The deadline weighed constantly on me. Between mini-panic attacks of “what have I done?” to doubts that I could deliver, the deadline ended up being the best favor I could have done for myself. There was absolutely no way out (well, technically, I could have cancelled the whole thing and gotten my money back but that would’ve sucked). I had to ignore the negative, skeptical thoughts and just keep pounding the novel out. Months went by and it started to take shape. By late June 2015, I finished what was probably the fifth or sixth draft of it. It was finally ready. It was time to head down to New York City.

ThrillerFest was an amazing, positive experience and I learned so much. I ended up pitching Parent Teacher Association to ten different agents and nine of them asked to see more. While I didn’t end up landing an agent, I did meet a fellow author who was published at Black Opal Books.  Later in the fall, I queried a few publishers, including Black Opal. Five months later, in March 2016, the acquisitions editor at Black Opal said she was delighted with Parent Teacher Association and wanted to publish it. I got a contract in the mail a few days later.


To return to ThrillerFest in 2017 as a Debut Author is an amazing, satisfying feeling. Every bit of hard work, sweat, and tears was worth it to get here. It’s also great to be on the other side of the project, stepping into a brand new world as an official, published author.

What are you working on now?

I’m working on a crime novella called Cayo Cuba. It’s a noir-suspense set on the tiny island of Cayo Guillermo on Cuba’s north shore. I’ve travelled there four times and was inspired by the resort workers and the fact that Ernest Hemingway had spent time on the island. In fact, Cuba’s best beach, located on the tip of Cayo Guillermo, and is named after Hemingway’s boat, Pilar.
The tagline: ‘A mysterious blonde manipulates a restless dancer to perform a dirty deed in exchange for freedom.’ 

I realize it’s an uphill battle for a new author to find readers and fans so I’m writing Cayo Cuba as a promotional giveaway for Parent Teacher Association (with an excerpt and buy link at the end!) I plan to have this novella ready for Bouchercon which takes place this coming October in my hometown of Toronto.

Final words of wisdom?

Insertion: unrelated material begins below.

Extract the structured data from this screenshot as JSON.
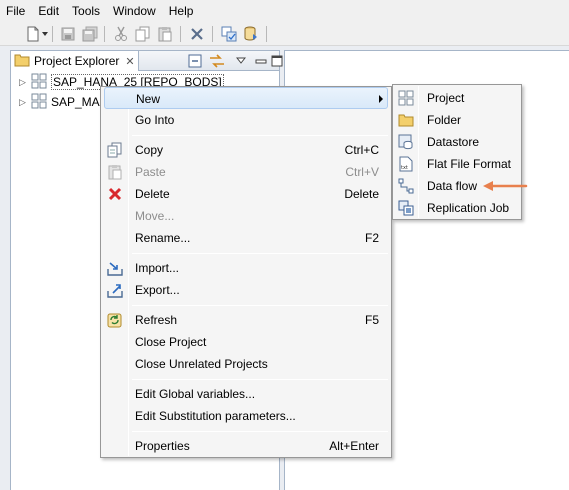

Inspiration for stories is everywhere, and ideas come in little scraps. You gather up these scraps, combine them and your imagination turns them into a bigger idea. Since there’s no predicting when a scrap of an idea will come, you always carry a small notebook with you. I love mixing unrelated scraps of ideas because the outcome can be something you never would have thought of.